I first came across online photo-hosting service Phlook.com at Unconference 2008. Founders Ng Wee Kiat and Justine Ho was pitching their idea to the audience but, at that time, I wasn’t sure if the World Wide Web needed another Flickr clone.
Wee Kiat assures me that a lot has happened since then. “During the Unconference 2008, our products were still very basic. In the subsequent few months, we continued to develop and fine-tune our products. Currently, any photos uploaded to Phlook will automatically be integrated with features that probably no other websites are offering,” he says.
Wee Kiat explains that the key benefit of Phlook is the interactivity that are available to photos uploaded on their site, which users can be easily be published on their websites or blogs.
“We were toying with the idea of online photo printing in the beginning, but then as we explored further, we realized working on the digital photos themselves would be so much more fun and useful,” Wee Kiat explains. “We saw photos and images on sites with doodling and captions written on them by the authors but viewers can only add simple text comments on another space. We felt that this limit the potential of interaction so we created photo interfaces where users just need to upload their photos and then simply by copying and pasting an auto-generated embed code, Phlook‘s interactive features will automatically appear with their photos right on their own websites.”
It’s easier to show than to explain in words. Below is the photo I took of some, ahem, very pretty babes at the Samsung booth during the recent CommunicAsia 2009. As you can see, Phlook adds a layer of interactivity you don’t get from photos embedded via Flickr. You can zoom in, zoom out, and even vote for the photo. Nifty.
GreyReview describes it as such: “Phlook Turns Photos Into Portable Social Objects“. That’s about as apt as any.
30-year old Wee Kiat, a graduate of National University of Singapore (NUS) with a Bachelor and Masters degree in Mechanical Engineering, at first knew nothing about computing. “I was clueless about even basic HTML then, but I decided to pick up the knowledge during my free time.” His partner Justine, now 32, graduated with a Bachelor in University of New South Wales and a Master of System Analysis from NUS. The co-founders met when they were previously colleagues at a German multinational company.
“In a way, I was inspired after I started reading all the tech and web startup blogs such as Techcrunch.” These days, however, Phlook finds itself the attention of tech blogs and has been featured on Mashable, Microsoft StartupZone, and Widget Labs.
He describes the World Wide Web as a place where ‘nothing seems to be impossible to be created’. “Our imagination is probably the only limitation”, he muses. He’s glad, he says, to see the growth of web startup community in Singapore, and looks forward to seeing more successful local websites making a mark on the world map in the near future.

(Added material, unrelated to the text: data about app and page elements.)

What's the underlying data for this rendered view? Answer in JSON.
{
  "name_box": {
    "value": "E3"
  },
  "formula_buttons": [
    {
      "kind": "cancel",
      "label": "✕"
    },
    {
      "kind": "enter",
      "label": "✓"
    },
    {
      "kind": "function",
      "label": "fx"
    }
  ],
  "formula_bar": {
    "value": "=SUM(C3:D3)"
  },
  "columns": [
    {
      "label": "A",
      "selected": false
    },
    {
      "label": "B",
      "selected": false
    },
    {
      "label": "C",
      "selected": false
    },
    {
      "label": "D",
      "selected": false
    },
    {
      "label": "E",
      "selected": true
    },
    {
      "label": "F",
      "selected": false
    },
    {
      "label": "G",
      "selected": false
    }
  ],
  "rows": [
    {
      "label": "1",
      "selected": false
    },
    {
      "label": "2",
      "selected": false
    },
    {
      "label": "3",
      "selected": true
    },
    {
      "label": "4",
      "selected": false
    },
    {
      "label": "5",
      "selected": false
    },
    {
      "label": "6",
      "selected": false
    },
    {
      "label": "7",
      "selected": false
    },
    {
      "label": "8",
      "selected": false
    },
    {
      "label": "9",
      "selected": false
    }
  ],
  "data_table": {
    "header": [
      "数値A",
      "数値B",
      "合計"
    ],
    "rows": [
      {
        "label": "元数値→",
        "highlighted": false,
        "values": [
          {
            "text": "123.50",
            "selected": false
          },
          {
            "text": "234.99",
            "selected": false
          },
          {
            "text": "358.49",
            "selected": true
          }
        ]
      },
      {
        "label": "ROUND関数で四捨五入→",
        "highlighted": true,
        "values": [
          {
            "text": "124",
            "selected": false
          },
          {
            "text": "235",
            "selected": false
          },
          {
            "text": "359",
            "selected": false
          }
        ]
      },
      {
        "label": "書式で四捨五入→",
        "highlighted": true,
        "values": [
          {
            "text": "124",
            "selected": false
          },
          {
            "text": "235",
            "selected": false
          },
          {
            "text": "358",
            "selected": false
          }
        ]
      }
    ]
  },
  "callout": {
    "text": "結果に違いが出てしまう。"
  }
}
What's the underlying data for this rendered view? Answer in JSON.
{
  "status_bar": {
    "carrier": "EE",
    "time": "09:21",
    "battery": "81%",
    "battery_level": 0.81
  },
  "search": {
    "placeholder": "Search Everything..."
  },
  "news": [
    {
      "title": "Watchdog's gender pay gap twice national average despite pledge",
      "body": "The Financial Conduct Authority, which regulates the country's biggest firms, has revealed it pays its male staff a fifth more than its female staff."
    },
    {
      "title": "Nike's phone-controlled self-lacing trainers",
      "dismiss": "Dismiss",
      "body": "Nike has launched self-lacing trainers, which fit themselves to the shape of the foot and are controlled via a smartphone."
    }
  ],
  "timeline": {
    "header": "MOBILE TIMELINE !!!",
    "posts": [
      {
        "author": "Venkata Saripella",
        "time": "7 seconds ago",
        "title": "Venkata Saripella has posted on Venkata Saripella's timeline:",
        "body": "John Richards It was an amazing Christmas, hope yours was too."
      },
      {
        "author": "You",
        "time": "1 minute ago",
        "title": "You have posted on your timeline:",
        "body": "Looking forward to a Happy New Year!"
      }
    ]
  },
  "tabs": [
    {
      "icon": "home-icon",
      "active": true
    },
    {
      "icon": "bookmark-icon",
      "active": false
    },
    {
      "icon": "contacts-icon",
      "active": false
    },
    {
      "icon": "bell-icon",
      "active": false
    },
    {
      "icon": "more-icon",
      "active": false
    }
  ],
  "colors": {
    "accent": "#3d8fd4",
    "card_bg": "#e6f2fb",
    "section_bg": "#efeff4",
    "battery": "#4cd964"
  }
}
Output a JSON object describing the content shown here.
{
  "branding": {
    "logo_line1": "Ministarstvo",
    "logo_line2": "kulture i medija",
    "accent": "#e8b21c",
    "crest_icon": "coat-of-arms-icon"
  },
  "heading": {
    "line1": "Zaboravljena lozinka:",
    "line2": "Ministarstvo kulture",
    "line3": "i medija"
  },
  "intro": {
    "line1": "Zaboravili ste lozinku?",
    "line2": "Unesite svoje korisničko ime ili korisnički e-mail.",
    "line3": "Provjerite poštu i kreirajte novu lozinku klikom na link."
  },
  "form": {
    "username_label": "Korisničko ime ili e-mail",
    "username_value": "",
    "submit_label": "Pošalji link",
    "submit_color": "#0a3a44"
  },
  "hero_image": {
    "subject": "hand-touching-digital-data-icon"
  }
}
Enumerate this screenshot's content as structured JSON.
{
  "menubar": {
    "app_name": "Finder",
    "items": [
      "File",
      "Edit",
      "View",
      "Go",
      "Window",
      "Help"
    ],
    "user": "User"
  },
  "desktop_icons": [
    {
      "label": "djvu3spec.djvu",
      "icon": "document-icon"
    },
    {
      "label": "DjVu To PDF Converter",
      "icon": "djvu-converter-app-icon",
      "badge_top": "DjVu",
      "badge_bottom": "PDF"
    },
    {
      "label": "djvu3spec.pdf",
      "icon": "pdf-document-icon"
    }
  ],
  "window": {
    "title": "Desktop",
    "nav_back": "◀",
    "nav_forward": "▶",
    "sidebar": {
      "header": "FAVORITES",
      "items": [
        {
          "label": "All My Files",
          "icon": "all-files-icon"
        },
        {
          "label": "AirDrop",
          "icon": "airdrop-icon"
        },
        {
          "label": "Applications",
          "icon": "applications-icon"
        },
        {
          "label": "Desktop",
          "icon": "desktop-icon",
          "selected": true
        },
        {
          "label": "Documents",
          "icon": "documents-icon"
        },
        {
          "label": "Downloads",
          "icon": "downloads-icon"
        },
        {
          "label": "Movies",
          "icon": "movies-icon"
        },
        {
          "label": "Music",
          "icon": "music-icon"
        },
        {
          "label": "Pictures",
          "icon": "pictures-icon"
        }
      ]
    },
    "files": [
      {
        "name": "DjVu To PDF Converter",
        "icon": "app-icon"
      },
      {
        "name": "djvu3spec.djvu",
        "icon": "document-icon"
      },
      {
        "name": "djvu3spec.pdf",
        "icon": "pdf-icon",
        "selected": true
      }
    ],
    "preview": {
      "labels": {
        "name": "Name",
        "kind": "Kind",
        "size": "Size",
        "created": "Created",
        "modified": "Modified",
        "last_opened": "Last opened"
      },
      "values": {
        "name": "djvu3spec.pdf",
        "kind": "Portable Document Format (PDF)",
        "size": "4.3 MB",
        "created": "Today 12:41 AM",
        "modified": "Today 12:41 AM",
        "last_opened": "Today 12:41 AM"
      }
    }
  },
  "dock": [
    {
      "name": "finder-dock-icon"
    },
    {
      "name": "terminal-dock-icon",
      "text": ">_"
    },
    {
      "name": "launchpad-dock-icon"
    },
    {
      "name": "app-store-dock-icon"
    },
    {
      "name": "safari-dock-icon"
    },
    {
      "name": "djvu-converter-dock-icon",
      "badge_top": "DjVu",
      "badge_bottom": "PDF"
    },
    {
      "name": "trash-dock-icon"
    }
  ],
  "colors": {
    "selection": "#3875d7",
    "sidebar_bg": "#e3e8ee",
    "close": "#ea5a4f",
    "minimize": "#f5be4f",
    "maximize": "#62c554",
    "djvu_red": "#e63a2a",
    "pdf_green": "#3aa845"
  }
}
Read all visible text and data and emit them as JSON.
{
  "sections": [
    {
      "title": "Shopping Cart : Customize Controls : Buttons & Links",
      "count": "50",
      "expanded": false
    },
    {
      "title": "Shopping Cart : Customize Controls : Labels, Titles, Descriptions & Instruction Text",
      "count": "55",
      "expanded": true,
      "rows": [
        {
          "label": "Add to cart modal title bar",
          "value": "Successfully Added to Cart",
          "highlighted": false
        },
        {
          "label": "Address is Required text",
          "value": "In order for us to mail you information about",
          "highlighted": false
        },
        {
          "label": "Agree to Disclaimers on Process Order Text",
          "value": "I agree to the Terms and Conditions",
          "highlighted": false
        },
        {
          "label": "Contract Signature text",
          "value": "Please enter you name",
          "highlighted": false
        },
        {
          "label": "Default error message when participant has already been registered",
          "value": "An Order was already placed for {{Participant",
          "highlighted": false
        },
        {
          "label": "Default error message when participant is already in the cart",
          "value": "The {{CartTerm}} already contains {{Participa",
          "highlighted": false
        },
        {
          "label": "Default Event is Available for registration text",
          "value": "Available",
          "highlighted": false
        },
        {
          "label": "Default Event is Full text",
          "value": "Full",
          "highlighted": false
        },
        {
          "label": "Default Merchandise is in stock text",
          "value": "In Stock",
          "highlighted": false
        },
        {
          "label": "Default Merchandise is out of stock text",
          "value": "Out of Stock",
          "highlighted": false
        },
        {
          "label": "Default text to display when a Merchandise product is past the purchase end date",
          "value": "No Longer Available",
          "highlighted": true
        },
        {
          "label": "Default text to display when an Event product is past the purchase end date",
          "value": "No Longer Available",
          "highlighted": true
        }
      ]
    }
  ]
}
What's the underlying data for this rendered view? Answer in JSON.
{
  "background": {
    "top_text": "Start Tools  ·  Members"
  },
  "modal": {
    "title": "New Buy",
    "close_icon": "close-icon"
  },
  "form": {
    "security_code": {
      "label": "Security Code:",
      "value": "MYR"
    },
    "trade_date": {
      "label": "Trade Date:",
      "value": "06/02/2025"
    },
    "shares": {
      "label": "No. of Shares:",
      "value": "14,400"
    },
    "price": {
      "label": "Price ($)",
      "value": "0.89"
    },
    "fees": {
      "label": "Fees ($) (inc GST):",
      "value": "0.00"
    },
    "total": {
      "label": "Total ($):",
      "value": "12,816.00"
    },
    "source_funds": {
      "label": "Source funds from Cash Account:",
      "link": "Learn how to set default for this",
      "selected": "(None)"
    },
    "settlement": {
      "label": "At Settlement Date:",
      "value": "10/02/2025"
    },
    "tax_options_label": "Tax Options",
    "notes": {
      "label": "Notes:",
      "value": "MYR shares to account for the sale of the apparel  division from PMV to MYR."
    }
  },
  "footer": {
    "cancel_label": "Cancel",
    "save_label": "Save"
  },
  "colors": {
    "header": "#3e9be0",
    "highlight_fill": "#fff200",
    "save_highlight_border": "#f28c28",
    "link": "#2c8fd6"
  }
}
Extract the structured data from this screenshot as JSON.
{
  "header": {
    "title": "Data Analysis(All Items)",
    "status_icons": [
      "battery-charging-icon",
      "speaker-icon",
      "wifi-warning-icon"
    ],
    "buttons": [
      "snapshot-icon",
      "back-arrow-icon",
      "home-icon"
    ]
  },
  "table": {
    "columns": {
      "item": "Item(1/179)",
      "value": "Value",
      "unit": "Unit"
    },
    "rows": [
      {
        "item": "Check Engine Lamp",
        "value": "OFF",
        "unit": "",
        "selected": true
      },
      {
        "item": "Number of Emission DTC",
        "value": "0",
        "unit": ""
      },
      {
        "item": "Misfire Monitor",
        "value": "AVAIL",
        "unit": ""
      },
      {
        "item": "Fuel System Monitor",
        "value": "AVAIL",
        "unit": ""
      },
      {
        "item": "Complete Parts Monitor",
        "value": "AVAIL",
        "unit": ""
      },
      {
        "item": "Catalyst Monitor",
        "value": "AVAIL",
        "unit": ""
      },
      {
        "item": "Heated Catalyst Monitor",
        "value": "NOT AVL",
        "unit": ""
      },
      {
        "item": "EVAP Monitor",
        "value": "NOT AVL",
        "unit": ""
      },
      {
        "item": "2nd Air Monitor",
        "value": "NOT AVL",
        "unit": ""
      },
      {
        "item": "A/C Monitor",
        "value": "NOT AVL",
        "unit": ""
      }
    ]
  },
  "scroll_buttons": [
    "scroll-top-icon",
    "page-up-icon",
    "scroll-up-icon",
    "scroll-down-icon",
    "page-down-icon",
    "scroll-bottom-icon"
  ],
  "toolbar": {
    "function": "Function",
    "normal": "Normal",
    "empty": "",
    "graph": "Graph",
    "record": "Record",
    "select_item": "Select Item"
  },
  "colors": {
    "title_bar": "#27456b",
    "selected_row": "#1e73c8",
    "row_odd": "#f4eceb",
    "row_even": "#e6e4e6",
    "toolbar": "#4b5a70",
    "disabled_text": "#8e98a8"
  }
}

According to their site statistics, Phlook currently has more than 3,500 users. “It is always very fulfilling to hear directly from some of the users how innovative and useful they think our photo features are, especially after they discovered how easy it is to enjoy the same features right on their own websites,” Wee Kiat says. “The key challenge, I would say, is how to constantly keep innovating and understanding the needs of users.”
To grow the service, Phlook is reaching out to companies to offer its platform where these companies can host their ad-hoc photo sharing activities for photo competitions. “In fact, the current low in the economy has created an opportunity for us because while companies are cutting back on their spendings and we are providing a platform that they can organize photo contests as highly interactive marketing campaign at a fraction of the cost if they were to build their own,” says Wee Kiat. Just a few months into starting this service, they have hosted photo contests for companies such as HP.
Wee Kiat reveals that one of his regrets is that Phlook should have paid more attention to PR, marketing and promotions at the beginning. “Both Justine and me are very much developers. So when it comes to the aspect of marketing, it was another tough journey of changing mindset and learning from scratch,” he explains. “We are starting to better grasp this aspect, but if we have started learning and equipping ourselves with marketing knowledge and mindset right from the start, we may have saved ourselves some more precious time!”
Phlook is currently funded by Media Development Authority of Singapore (MDA) through startup incubator Thymos Capital, but Wee Kiat declines to reveal the exact amount of funding.
Wee Kiat says there’s a special thrill and challenge in starting and running your own business. “This can never be experienced while working for others. My dad has built a successful career with his own company and that inspires me further.”
“One most important lesson I have learnt is humility. When thrown into a new startup where everything has to start from zero, it didn’t take me long to realized that I need to be humble enough to admit mistakes, accept failures and learn from them.”